> **WHAT YOU WILL DO**: All the data should come back exactly as it was given.

+++

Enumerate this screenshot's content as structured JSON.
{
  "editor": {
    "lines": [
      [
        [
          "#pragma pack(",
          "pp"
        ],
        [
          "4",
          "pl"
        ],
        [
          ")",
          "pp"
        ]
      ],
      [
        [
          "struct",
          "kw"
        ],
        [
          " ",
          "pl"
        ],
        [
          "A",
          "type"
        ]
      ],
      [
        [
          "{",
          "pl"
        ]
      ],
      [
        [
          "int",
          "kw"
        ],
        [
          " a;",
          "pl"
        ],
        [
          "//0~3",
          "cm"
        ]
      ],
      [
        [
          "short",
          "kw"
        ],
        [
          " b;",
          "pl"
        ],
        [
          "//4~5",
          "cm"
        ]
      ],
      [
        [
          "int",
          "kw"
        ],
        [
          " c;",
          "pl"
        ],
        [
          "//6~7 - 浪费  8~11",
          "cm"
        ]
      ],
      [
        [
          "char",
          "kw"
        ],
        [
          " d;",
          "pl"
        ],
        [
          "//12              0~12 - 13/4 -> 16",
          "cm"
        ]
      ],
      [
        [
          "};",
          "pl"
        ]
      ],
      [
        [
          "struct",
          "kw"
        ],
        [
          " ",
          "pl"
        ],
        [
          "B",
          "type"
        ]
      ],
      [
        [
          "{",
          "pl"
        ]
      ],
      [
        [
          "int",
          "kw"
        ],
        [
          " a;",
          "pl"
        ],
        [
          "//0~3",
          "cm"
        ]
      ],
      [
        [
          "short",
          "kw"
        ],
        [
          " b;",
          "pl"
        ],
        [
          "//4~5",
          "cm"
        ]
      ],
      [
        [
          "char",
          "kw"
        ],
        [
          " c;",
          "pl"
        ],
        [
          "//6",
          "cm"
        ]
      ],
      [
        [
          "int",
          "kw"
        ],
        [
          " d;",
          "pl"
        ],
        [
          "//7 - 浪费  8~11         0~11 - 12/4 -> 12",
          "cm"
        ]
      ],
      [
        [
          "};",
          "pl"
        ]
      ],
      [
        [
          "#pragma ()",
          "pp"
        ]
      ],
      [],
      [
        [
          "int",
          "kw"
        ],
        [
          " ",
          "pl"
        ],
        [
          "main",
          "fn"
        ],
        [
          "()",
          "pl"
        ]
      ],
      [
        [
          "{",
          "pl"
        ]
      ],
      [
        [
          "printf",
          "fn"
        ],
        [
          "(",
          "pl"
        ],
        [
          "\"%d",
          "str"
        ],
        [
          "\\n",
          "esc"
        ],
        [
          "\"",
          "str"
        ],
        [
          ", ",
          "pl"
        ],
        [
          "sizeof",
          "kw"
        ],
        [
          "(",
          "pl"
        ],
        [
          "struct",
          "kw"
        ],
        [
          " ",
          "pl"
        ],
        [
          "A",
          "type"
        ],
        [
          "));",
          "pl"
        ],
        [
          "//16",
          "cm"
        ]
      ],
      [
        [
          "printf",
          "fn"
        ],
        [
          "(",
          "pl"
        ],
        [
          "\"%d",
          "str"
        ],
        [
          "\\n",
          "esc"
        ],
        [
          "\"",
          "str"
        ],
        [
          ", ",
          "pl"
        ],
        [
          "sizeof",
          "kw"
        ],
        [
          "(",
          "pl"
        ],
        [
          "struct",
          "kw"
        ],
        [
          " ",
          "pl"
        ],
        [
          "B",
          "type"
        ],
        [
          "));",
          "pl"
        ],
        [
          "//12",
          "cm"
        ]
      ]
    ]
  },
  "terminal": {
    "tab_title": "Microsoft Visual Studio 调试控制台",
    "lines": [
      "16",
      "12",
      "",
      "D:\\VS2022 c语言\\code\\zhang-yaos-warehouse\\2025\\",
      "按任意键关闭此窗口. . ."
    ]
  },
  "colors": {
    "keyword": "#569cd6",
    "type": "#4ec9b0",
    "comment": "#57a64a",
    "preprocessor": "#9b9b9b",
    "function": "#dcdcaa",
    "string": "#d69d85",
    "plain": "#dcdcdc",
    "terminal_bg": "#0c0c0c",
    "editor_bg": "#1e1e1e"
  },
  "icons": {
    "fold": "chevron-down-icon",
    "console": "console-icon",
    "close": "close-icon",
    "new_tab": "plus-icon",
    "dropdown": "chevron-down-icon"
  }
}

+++

> **THE COMPLETED TASK**:
Enumerate this screenshot's content as structured JSON.
{
  "editor": {
    "lines": [
      [
        [
          "#pragma pack(",
          "pp"
        ],
        [
          "4",
          "pl"
        ],
        [
          ")",
          "pp"
        ]
      ],
      [
        [
          "struct",
          "kw"
        ],
        [
          " ",
          "pl"
        ],
        [
          "A",
          "type"
        ]
      ],
      [
        [
          "{",
          "pl"
        ]
      ],
      [
        [
          "int",
          "kw"
        ],
        [
          " a;",
          "pl"
        ],
        [
          "//0~3",
          "cm"
        ]
      ],
      [
        [
          "short",
          "kw"
        ],
        [
          " b;",
          "pl"
        ],
        [
          "//4~5",
          "cm"
        ]
      ],
      [
        [
          "int",
          "kw"
        ],
        [
          " c;",
          "pl"
        ],
        [
          "//6~7 - 浪费  8~11",
          "cm"
        ]
      ],
      [
        [
          "char",
          "kw"
        ],
        [
          " d;",
          "pl"
        ],
        [
          "//12              0~12 - 13/4 -> 16",
          "cm"
        ]
      ],
      [
        [
          "};",
          "pl"
        ]
      ],
      [
        [
          "struct",
          "kw"
        ],
        [
          " ",
          "pl"
        ],
        [
          "B",
          "type"
        ]
      ],
      [
        [
          "{",
          "pl"
        ]
      ],
      [
        [
          "int",
          "kw"
        ],
        [
          " a;",
          "pl"
        ],
        [
          "//0~3",
          "cm"
        ]
      ],
      [
        [
          "short",
          "kw"
        ],
        [
          " b;",
          "pl"
        ],
        [
          "//4~5",
          "cm"
        ]
      ],
      [
        [
          "char",
          "kw"
        ],
        [
          " c;",
          "pl"
        ],
        [
          "//6",
          "cm"
        ]
      ],
      [
        [
          "int",
          "kw"
        ],
        [
          " d;",
          "pl"
        ],
        [
          "//7 - 浪费  8~11         0~11 - 12/4 -> 12",
          "cm"
        ]
      ],
      [
        [
          "};",
          "pl"
        ]
      ],
      [
        [
          "#pragma ()",
          "pp"
        ]
      ],
      [],
      [
        [
          "int",
          "kw"
        ],
        [
          " ",
          "pl"
        ],
        [
          "main",
          "fn"
        ],
        [
          "()",
          "pl"
        ]
      ],
      [
        [
          "{",
          "pl"
        ]
      ],
      [
        [
          "printf",
          "fn"
        ],
        [
          "(",
          "pl"
        ],
        [
          "\"%d",
          "str"
        ],
        [
          "\\n",
          "esc"
        ],
        [
          "\"",
          "str"
        ],
        [
          ", ",
          "pl"
        ],
        [
          "sizeof",
          "kw"
        ],
        [
          "(",
          "pl"
        ],
        [
          "struct",
          "kw"
        ],
        [
          " ",
          "pl"
        ],
        [
          "A",
          "type"
        ],
        [
          "));",
          "pl"
        ],
        [
          "//16",
          "cm"
        ]
      ],
      [
        [
          "printf",
          "fn"
        ],
        [
          "(",
          "pl"
        ],
        [
          "\"%d",
          "str"
        ],
        [
          "\\n",
          "esc"
        ],
        [
          "\"",
          "str"
        ],
        [
          ", ",
          "pl"
        ],
        [
          "sizeof",
          "kw"
        ],
        [
          "(",
          "pl"
        ],
        [
          "struct",
          "kw"
        ],
        [
          " ",
          "pl"
        ],
        [
          "B",
          "type"
        ],
        [
          "));",
          "pl"
        ],
        [
          "//12",
          "cm"
        ]
      ]
    ]
  },
  "terminal": {
    "tab_title": "Microsoft Visual Studio 调试控制台",
    "lines": [
      "16",
      "12",
      "",
      "D:\\VS2022 c语言\\code\\zhang-yaos-warehouse\\2025\\",
      "按任意键关闭此窗口. . ."
    ]
  },
  "colors": {
    "keyword": "#569cd6",
    "type": "#4ec9b0",
    "comment": "#57a64a",
    "preprocessor": "#9b9b9b",
    "function": "#dcdcaa",
    "string": "#d69d85",
    "plain": "#dcdcdc",
    "terminal_bg": "#0c0c0c",
    "editor_bg": "#1e1e1e"
  },
  "icons": {
    "fold": "chevron-down-icon",
    "console": "console-icon",
    "close": "close-icon",
    "new_tab": "plus-icon",
    "dropdown": "chevron-down-icon"
  }
}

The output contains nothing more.